At Medly Pharmacy, our job is to make the prescription process painless. The physicians we work with, of course, are an essential part of that process. In this installment of an ongoing series highlighting various practices and practitioners who’ve partnered with Medly, we’re introducing you to Dr. Ravi Sutaria, a physician specializing in rheumatology in Queens, New York.
Dr. Sutaria was interested in rheumatology “out of an interest in procedures, and ultrasound and just the musculoskeletal system in general,” he said. His practice in Queens sees a wide variety of patients for every imaginable type of pathology, which makes Queens an appealing place for him to work.
“In Queens, we serve a very varied patient population that includes all disease forms, all variations of all diseases. And really all types of pathology because being in New York, we have every type of culture, every type of person. And as such, every type of disease. So it’s really a nice place to practice to see the full entourage of rheumatology diseases and stuff like that.”
During the first few months of the COVID-19 pandemic, his practice operated on a “very limited schedule,” he said. However, the office is now back to a full schedule with safety precautions. “We just had to kind of extend our hours to be able to accommodate patients, so they’re not all waiting in the waiting room at the same time,” he said.
On the horizon of rheumatology care, Dr. Sutaria sees a refinement in the drugs that are already available.
“I think the future involves just the progression of these medications to get even more checkpoint inhibitors specific or pathway specific, to specifically treat the symptoms that we want to treat without any broad side effects or affecting other parts of the body,” said Dr. Sutaria. “And I also do think that in the realm of osteoarthritis, there’s going to be a lot of new drug development, as there basically has been nothing in the last X number of years.”
Some of the new drugs Dr. Sutaria foresees include biologic drugs to treat new areas of the body. Dr. Sutaria said,
“I think there’s going to be the advent of biologic drugs in the knee osteoarthritis. As opposed to current therapies, which are physical therapy, NSAIDs, and steroid injections. As well as gel shots.”
Psoriasis care is also part of this future, as psoriatic arthritis and psoriasis can sometimes be treated by the same drugs. Dr. Sutaria said, “It used to be that rheumatology only touched psoriatic arthritis and not psoriasis. However, there have been crossovers between biologics. Drugs like COSENTYX, drugs like Otezla. They work across platforms.”
Dr. Sutaria became familiar with Medly through positive word-of-mouth. He said, “Drugs were delivered on time, drugs got the necessary approvals. I know you guys assist with approvals on your end, which as our practice got busier, it became more and more important because we just don’t have the time or manpower.”
Especially in the time of coronavirus, it is critical that clinics have the time to actually “see patients and administer care,” said Dr. Sutaria. “Staff has to do so much other things that we can’t really all sit and get every approval for every patient.
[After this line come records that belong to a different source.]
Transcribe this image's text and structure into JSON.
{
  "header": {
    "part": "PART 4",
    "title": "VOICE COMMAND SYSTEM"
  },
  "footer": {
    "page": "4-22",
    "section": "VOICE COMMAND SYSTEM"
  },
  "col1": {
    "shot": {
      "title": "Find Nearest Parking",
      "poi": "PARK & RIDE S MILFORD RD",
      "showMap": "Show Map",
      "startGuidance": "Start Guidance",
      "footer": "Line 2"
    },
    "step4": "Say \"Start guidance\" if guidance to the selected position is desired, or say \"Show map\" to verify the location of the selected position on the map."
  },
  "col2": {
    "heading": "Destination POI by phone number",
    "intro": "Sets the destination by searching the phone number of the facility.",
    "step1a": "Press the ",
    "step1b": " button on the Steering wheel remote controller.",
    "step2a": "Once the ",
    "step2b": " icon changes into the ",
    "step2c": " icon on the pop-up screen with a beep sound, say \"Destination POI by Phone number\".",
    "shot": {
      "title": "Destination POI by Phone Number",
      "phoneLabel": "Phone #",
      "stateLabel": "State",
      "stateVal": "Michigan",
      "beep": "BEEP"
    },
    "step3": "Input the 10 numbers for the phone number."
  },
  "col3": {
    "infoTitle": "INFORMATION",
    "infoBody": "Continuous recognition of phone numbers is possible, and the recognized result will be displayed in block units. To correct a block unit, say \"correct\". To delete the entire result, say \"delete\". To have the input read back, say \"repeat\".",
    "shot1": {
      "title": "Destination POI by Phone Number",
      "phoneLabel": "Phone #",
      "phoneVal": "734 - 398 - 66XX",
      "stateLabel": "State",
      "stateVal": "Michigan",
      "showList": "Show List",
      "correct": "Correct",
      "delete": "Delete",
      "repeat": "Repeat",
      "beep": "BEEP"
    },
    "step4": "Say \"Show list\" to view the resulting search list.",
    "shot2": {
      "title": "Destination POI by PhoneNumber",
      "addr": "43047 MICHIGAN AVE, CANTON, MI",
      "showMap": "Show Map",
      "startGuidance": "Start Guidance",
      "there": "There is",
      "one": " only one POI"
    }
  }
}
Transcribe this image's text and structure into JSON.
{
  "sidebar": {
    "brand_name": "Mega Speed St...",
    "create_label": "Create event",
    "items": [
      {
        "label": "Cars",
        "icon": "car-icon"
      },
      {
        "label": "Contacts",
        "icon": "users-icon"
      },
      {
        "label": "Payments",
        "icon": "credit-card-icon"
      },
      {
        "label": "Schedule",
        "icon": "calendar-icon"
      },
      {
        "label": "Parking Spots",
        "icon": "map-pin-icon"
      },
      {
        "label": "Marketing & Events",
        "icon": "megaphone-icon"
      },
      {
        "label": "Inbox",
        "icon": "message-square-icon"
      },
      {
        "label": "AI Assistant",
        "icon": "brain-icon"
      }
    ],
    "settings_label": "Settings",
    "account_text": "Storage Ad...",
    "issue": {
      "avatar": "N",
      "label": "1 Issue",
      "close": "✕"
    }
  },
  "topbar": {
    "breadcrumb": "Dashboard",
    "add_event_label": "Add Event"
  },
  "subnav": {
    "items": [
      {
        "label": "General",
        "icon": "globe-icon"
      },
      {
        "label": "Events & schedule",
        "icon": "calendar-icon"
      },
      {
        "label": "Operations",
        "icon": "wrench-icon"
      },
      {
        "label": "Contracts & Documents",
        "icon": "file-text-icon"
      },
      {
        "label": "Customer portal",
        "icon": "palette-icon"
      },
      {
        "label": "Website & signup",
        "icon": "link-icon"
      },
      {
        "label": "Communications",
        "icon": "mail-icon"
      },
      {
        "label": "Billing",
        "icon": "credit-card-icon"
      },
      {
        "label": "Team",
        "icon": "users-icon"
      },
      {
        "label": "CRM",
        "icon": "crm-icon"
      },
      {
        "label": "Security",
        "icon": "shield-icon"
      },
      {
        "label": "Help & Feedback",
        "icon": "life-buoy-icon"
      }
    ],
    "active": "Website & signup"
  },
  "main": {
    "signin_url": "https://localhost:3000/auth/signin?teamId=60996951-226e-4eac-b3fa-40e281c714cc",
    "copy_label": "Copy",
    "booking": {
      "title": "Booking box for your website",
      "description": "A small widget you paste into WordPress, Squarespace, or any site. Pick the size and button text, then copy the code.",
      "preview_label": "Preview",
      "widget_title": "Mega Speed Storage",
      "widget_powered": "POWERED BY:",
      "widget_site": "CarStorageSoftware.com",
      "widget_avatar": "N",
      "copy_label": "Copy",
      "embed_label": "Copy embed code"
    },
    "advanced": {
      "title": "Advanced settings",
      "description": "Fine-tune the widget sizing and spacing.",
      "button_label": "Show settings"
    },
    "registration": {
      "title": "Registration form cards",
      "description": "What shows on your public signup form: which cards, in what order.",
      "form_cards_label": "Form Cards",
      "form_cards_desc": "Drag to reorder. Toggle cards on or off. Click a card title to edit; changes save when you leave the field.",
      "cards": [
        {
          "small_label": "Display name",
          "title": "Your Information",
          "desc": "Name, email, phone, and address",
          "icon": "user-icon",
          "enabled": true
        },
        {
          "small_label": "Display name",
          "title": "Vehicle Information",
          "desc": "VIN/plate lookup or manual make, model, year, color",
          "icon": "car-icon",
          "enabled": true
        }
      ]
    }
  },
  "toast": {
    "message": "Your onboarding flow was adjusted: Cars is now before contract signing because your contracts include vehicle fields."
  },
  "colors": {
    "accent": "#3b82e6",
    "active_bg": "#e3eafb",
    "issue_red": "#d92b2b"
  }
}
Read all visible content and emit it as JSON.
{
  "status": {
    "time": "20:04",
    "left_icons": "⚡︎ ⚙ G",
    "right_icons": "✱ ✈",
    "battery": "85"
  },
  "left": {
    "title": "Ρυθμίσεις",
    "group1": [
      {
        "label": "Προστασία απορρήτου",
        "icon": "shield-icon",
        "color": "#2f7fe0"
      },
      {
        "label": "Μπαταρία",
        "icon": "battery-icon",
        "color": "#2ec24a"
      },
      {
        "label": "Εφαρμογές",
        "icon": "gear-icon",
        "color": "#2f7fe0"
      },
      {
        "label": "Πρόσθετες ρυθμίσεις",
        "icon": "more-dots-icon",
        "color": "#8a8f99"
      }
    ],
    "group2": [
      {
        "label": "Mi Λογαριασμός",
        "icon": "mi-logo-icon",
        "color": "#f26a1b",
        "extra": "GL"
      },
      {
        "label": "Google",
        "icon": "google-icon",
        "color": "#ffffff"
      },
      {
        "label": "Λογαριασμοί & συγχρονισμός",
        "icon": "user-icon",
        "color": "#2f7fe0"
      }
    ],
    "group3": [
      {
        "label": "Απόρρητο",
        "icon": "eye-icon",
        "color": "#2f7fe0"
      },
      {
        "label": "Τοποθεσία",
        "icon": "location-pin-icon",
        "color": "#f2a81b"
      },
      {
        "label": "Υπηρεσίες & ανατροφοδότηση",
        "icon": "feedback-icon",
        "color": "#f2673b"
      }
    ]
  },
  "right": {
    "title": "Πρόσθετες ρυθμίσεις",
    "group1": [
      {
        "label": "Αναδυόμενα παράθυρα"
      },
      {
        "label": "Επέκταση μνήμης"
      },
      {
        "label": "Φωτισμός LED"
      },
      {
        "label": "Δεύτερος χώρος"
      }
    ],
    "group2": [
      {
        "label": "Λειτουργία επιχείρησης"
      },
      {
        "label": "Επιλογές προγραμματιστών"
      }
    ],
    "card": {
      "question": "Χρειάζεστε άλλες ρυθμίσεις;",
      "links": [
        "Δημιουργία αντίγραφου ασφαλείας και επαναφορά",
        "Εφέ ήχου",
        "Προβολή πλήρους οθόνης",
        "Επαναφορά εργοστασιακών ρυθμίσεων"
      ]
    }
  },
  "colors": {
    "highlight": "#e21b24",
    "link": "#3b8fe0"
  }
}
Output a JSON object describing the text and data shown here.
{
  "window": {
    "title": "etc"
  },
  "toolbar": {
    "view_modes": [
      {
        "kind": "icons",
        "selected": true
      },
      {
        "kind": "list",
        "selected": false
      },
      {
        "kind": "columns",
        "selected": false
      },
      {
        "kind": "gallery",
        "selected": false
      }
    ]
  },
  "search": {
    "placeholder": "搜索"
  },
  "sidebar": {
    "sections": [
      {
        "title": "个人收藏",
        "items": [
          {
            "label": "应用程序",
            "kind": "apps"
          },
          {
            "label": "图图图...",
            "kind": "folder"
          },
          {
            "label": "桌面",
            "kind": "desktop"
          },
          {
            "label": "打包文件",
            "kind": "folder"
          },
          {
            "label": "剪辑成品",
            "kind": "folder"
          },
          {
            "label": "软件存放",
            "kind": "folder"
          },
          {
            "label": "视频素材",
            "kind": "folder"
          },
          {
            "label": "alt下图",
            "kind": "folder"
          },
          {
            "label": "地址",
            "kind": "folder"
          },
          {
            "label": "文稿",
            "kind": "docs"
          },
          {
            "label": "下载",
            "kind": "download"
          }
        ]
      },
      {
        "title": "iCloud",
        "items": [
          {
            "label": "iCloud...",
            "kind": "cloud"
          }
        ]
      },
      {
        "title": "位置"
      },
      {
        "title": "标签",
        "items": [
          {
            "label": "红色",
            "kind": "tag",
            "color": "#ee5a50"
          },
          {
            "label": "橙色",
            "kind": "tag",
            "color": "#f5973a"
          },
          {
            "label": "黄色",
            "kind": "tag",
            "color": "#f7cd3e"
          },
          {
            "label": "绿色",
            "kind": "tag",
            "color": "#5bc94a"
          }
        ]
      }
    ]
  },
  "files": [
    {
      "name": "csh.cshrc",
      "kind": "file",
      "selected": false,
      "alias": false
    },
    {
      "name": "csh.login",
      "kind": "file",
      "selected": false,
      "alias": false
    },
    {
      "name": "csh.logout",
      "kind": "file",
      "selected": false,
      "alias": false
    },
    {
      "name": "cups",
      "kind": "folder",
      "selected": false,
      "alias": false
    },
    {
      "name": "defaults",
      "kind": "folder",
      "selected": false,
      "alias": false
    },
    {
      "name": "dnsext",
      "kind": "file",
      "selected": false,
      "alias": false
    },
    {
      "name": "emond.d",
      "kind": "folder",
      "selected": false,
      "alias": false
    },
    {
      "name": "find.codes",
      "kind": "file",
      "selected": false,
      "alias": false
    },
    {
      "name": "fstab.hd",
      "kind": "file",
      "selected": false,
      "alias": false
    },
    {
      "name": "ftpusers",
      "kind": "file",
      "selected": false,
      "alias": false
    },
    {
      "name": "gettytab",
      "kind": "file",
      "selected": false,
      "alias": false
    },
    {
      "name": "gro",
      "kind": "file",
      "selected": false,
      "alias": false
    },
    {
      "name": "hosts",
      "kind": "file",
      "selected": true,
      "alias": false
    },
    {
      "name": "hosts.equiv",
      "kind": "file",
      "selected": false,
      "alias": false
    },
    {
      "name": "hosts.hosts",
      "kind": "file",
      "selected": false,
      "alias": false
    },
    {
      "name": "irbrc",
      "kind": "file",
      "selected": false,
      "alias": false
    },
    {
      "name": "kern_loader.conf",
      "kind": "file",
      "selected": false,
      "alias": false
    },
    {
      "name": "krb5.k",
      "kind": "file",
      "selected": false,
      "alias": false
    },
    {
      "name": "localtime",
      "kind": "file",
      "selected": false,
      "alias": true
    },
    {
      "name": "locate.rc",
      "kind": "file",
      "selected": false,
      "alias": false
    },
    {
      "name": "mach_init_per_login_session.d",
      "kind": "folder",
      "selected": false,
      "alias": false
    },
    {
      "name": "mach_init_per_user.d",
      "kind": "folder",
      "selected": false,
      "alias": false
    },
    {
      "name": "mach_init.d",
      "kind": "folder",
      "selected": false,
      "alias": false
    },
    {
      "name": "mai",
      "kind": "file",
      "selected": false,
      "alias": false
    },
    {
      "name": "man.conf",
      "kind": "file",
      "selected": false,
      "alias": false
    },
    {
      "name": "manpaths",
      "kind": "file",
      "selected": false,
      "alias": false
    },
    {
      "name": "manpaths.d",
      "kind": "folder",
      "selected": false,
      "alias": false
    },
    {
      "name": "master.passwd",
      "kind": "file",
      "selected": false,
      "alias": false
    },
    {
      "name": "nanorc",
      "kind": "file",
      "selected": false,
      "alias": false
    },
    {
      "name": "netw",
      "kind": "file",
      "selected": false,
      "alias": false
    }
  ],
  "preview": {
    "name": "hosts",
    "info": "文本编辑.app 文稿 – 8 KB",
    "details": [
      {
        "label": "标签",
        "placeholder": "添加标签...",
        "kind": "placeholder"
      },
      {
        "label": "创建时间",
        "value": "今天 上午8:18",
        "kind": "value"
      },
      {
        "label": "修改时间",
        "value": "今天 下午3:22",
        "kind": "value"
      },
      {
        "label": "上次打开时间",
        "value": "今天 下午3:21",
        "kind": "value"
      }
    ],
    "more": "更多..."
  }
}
The clinic just wouldn’t work that way. So we appreciate that kind of backend stuff.”
Medly’s commitment to same-day delivery is another factor that impacts Dr. Sutaria’s decisions regarding which of several different pharmacies to use. “it just depends on the patient’s location, pharmacy preferences. A lot of these drugs are delivered. The fact that Medly is in Brooklyn doesn’t really impact us in Queens,” he said.
Dr. Sutaria recommends Arthritis and Rheumatology, a major journal in rheumatology, to keep up with continuing education. He also points to the usefulness of conferences. “I try to make the American Rheumatology Conference, ACR, every year. And then every few years I try to go to EULAR in Europe,” he said.
When it comes to advising a new provider, Dr. Sutaria believes one should practice for the right reasons: “for enjoyment of the practice of medicine,” he said.
Dr. Sutaria also highlights an important, but often understated issue with private practice: administrative work. This is something Medly helps with in the form of prior authorization support, but there are also other administrative concerns.
“I would certainly advise them if they’re going to be private, to just be prepared for the non-patient aspects of care that sort of dominate private practice,” Dr. Sutaria said.
“If you’re doing private, just be aware that you will need eight to 10 hours of administrative duties a week. And that comes at the cost of patient care. And that also takes away from what we like doing, which is being physicians.”